Veteran journalist John Lawton in 1995 warned the American Association of Broadcast Journalists that the irony of the Information Age is that it has given new respectability to uninformed opinion.
To that one can add “and far too much power to fringe activists with too much Internet access.” The thought came to mind after reading a SAPA report on a new study on acid mine water flooding in Gauteng. The report found that contrary to media reporting last year, there was no risk of acidic mine water flooding any basement structure in the CBD of Johannesburg. The Mine Water Research Group, headed by Professor Frank Winde, was also highly critical of the acid mine drainage report prepared last year for government by a team of specialist scientists, and presented to an inter-ministerial committee tasked to deal with the threat of rising mine water under South Africa’s biggest city.

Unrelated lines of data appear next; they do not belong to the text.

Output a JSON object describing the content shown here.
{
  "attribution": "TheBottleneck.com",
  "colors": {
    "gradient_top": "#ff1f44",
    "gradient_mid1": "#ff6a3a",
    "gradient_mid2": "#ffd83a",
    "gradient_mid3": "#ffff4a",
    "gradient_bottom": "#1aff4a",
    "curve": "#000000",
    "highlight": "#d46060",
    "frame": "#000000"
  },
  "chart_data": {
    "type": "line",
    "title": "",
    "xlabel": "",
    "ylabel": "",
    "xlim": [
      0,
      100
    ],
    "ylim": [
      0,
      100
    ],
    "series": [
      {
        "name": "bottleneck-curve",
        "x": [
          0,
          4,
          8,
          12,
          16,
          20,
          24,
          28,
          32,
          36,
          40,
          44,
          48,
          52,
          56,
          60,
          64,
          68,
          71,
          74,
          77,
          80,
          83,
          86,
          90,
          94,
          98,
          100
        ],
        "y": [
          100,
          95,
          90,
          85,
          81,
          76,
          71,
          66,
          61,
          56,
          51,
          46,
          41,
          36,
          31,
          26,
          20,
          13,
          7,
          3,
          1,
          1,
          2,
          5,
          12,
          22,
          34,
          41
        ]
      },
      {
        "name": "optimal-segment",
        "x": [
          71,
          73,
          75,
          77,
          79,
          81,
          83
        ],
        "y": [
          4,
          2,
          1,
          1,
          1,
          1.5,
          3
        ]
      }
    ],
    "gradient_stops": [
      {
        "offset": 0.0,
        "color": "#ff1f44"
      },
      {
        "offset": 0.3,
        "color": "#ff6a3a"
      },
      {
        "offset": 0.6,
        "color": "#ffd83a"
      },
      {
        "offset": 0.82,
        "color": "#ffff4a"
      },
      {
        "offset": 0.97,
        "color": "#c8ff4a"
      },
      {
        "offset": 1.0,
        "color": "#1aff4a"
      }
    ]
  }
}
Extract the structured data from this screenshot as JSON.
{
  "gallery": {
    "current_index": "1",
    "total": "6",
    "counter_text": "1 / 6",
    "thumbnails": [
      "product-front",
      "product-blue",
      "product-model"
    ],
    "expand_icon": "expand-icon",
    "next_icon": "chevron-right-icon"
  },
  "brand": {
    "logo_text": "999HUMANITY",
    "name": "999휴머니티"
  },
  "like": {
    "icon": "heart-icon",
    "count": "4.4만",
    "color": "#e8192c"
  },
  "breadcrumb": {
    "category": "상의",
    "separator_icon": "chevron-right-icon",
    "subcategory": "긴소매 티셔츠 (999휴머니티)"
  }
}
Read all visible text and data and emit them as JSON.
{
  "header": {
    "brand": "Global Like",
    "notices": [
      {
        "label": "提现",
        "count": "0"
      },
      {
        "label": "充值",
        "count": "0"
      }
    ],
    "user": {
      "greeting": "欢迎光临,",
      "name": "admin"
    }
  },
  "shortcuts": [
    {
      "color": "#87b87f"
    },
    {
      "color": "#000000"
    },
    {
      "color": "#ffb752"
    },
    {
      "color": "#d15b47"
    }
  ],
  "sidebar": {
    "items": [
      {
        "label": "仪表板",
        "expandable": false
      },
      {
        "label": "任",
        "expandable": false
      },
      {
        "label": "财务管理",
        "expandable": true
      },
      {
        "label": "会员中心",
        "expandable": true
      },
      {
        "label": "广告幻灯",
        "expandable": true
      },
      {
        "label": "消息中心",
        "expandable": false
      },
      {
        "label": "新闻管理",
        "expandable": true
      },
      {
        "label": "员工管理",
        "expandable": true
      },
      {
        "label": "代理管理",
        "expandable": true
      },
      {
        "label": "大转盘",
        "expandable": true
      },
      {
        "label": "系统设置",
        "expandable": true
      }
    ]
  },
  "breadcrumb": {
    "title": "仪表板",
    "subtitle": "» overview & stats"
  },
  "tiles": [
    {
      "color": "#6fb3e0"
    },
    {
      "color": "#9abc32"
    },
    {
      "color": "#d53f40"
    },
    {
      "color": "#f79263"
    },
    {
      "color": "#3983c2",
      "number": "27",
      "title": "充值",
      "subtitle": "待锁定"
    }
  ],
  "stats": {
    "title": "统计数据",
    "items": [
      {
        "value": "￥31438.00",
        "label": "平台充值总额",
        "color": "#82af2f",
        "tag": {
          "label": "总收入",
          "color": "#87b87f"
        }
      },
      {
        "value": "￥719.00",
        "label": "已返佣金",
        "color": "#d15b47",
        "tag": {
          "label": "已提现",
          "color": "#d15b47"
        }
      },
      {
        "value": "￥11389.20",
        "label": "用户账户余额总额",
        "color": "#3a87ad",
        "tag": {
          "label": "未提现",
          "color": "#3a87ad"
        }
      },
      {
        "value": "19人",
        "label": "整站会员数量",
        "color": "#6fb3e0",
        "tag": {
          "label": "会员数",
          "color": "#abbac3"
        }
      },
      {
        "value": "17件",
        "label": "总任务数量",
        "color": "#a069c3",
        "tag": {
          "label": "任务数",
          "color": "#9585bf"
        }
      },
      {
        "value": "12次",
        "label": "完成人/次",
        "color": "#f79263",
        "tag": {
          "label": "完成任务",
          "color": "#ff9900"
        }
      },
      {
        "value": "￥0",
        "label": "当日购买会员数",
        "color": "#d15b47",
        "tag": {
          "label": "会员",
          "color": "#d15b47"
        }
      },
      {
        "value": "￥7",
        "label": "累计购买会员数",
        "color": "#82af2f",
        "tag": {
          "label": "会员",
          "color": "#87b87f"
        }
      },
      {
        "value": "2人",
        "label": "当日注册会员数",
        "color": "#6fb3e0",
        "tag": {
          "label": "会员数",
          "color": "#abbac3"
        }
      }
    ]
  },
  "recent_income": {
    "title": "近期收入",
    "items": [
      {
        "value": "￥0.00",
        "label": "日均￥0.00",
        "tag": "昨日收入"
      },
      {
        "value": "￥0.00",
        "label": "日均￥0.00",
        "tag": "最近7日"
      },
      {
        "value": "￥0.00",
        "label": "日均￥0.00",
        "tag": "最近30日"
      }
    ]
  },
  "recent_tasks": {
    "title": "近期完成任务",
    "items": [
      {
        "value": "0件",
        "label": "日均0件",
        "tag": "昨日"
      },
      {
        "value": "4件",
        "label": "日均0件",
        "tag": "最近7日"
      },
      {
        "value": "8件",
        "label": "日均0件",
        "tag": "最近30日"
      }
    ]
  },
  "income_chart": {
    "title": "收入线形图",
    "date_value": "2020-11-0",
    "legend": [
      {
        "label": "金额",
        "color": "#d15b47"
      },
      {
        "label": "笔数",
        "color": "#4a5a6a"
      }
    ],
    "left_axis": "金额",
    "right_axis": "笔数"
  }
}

Among the risks identified in the government report is that the rising water could lead to the “flooding of underground infrastructure… close to urban areas”. It also warned, among other things, of increased seismic activity, the threat of groundwater contamination, serious negative ecological impacts and localised flooding. The research group said it was difficult to avoid the impression that the government report was “a premature, somewhat hasty response to a largely media and interest group-driven campaign that appears to have inflated, misrepresented and exaggerated possible risks associated with the filling of the mine void”.
Something similar can be said about oil company Shell’s plans for shale gas exploration in the Karoo. This excited bad puns (“frack off”, etc) and much activity by environmental types and the mass media. The result was a government morotorium on the idea and fears fomented by some journalists that South Africa’s bid to host the Square Kilometre Array (SKA) radio telescope, mooted for a tiny section of the Karoo was in peril. Considering the sheer size of the Karoo (400 000 square kilometres, about a third of South Africa) it is difficult to say if any exploration anywhere in that vast former inland sea would affect the viability of the SKA. Neither can I find an reference to where Shell was planning to explore. Surely not every square metre…
This also makes it difficult to determine if the exploration and perhaps subsequent gas extraction poses a threat to ground or surface water as alleged by some or whether the gas rigs and possible pipelines it will spoil the natural beauty of the region in whole or in part. The natural beauty, of course includes roads, farmsteads and windmills, powerlines and endless fences.
What has this to do with defence and security? Nothing much, except that emotion and a flighty grasp of the facts impacts us as much as the energy sector or mining.